"You see," Jorse began, "It's one of Rolter's 52 Allegories, which, if you haven't heard of them, are an old reinterpretation of the Sacred Texts that considers them as symbols and then ties them back to the literal meaning of the Text. Number 44, to be exact; I've never liked it. It gives a pretty shoddy explanation for why the Sacred Beasts tend to match the natures of the Gods - Gaezal is wise and fair like Verir and Far'hinnis is creative and in touch with his emotions like Our Lady - except Xafer and Krad don't seem to be anything alike; Krad has three moods per page, but Xafer seems as steady as a rock. He approaches it like Krad's mood swings are all beneficial and Xafer's just not divine enough, which is kind of absurd, I mean, look at half of the Tales And Origins where he's got more than a cursory mention - it's just like saying it was good that Trixer took too long to think about how he'd save Naenas. You know? So I'm looking at by looking at the other Sacred Beasts and seeing if I can detect any emotion at all from any of them; if it's something they just don't have, then that explains why it defines Krad but is ignored when discussing Xafer. Any thoughts, Avry'l?"
Jagen rubbed his eyes. It's gonna be a long night, he wailed silently.
"Tell you what, Leto, I won't fight with you. Zeus' wives are pretty tough customers. You have my permission to boast openly that you have beaten the daylights out of me."

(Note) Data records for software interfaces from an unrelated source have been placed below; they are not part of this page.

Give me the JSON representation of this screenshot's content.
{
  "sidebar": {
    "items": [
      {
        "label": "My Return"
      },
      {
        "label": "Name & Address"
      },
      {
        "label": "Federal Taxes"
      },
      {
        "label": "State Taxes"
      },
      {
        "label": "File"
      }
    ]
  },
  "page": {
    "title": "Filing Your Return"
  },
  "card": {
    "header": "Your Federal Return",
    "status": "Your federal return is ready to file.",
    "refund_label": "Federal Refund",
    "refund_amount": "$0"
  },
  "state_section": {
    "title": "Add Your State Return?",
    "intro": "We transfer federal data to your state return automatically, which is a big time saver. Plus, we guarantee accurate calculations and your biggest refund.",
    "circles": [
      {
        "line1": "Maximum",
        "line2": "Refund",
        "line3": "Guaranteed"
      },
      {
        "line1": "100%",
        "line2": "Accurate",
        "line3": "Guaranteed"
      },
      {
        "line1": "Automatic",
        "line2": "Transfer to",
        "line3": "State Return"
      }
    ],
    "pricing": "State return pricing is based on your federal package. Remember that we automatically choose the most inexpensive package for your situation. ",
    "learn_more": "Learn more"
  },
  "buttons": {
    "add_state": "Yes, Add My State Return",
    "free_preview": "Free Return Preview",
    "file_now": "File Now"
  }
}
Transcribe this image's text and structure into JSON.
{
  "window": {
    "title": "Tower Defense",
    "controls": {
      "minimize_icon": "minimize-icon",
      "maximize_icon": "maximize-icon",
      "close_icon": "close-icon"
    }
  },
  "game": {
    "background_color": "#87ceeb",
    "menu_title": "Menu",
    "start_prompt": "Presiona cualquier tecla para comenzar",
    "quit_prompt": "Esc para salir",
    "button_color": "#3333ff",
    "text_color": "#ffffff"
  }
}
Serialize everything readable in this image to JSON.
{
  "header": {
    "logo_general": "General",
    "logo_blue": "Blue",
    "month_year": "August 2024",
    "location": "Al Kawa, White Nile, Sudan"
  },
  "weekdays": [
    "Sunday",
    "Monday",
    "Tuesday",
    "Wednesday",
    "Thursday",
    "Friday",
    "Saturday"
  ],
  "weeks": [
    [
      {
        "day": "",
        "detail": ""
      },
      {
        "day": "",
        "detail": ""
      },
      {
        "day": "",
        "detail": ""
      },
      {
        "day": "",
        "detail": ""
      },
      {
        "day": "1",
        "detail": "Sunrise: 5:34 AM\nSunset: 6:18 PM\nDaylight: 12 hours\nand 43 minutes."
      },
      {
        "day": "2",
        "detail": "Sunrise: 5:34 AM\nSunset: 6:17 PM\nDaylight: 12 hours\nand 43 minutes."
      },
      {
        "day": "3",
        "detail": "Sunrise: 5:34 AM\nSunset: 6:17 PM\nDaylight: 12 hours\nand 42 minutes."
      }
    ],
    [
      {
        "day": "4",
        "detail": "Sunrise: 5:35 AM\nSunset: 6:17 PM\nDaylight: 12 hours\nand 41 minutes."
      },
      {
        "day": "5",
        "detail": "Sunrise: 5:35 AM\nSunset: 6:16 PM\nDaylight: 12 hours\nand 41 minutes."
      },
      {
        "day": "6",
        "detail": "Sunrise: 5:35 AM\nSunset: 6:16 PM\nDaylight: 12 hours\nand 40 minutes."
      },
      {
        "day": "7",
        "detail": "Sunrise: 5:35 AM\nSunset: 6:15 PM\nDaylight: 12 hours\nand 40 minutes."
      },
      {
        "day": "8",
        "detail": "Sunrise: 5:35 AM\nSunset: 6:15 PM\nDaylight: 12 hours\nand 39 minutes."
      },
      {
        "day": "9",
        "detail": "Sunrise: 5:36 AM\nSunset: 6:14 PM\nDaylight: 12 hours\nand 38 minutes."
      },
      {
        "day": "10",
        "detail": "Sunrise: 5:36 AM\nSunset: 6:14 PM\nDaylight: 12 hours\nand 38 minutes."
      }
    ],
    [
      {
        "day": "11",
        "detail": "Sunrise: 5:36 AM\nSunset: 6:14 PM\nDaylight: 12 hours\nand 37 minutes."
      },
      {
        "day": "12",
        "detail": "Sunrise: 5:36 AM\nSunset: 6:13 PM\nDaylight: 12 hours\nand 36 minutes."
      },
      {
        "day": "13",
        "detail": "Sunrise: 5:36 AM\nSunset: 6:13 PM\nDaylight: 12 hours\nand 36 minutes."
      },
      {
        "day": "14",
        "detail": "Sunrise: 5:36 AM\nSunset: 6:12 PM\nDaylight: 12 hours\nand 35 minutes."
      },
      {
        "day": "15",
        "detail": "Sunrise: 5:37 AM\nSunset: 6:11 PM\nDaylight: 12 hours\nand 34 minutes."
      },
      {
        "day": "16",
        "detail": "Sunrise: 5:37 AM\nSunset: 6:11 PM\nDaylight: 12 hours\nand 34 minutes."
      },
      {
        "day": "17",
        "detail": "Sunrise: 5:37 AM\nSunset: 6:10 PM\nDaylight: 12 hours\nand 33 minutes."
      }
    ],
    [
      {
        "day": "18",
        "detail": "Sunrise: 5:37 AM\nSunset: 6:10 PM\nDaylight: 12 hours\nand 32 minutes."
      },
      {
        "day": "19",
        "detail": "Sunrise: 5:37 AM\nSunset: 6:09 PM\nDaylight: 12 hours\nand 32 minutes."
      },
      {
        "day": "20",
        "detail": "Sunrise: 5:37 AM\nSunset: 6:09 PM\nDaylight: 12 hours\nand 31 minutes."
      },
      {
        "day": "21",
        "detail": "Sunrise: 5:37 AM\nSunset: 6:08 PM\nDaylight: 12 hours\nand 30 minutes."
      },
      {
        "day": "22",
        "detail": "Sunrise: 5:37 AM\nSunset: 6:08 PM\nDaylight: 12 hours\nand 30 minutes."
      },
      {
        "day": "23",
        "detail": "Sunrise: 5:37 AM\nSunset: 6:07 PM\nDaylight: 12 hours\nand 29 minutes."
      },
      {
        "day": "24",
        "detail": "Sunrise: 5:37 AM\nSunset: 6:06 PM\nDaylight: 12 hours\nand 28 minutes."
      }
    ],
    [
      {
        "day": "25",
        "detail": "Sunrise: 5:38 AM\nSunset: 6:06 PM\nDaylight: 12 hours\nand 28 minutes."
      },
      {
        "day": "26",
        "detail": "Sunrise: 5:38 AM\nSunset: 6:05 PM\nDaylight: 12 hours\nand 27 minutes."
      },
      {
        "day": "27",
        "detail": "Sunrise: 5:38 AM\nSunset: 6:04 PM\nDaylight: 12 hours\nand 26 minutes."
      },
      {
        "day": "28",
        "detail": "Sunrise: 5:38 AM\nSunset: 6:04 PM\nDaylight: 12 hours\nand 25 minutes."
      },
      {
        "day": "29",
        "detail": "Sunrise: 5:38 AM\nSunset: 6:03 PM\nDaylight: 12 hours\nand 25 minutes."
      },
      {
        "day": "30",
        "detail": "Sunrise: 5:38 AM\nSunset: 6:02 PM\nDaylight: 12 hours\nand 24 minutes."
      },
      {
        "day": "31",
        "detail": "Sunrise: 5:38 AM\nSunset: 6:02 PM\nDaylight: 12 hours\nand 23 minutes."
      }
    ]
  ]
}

-Hermes, the Iliad (Stanley Lombardo, translator) Book 21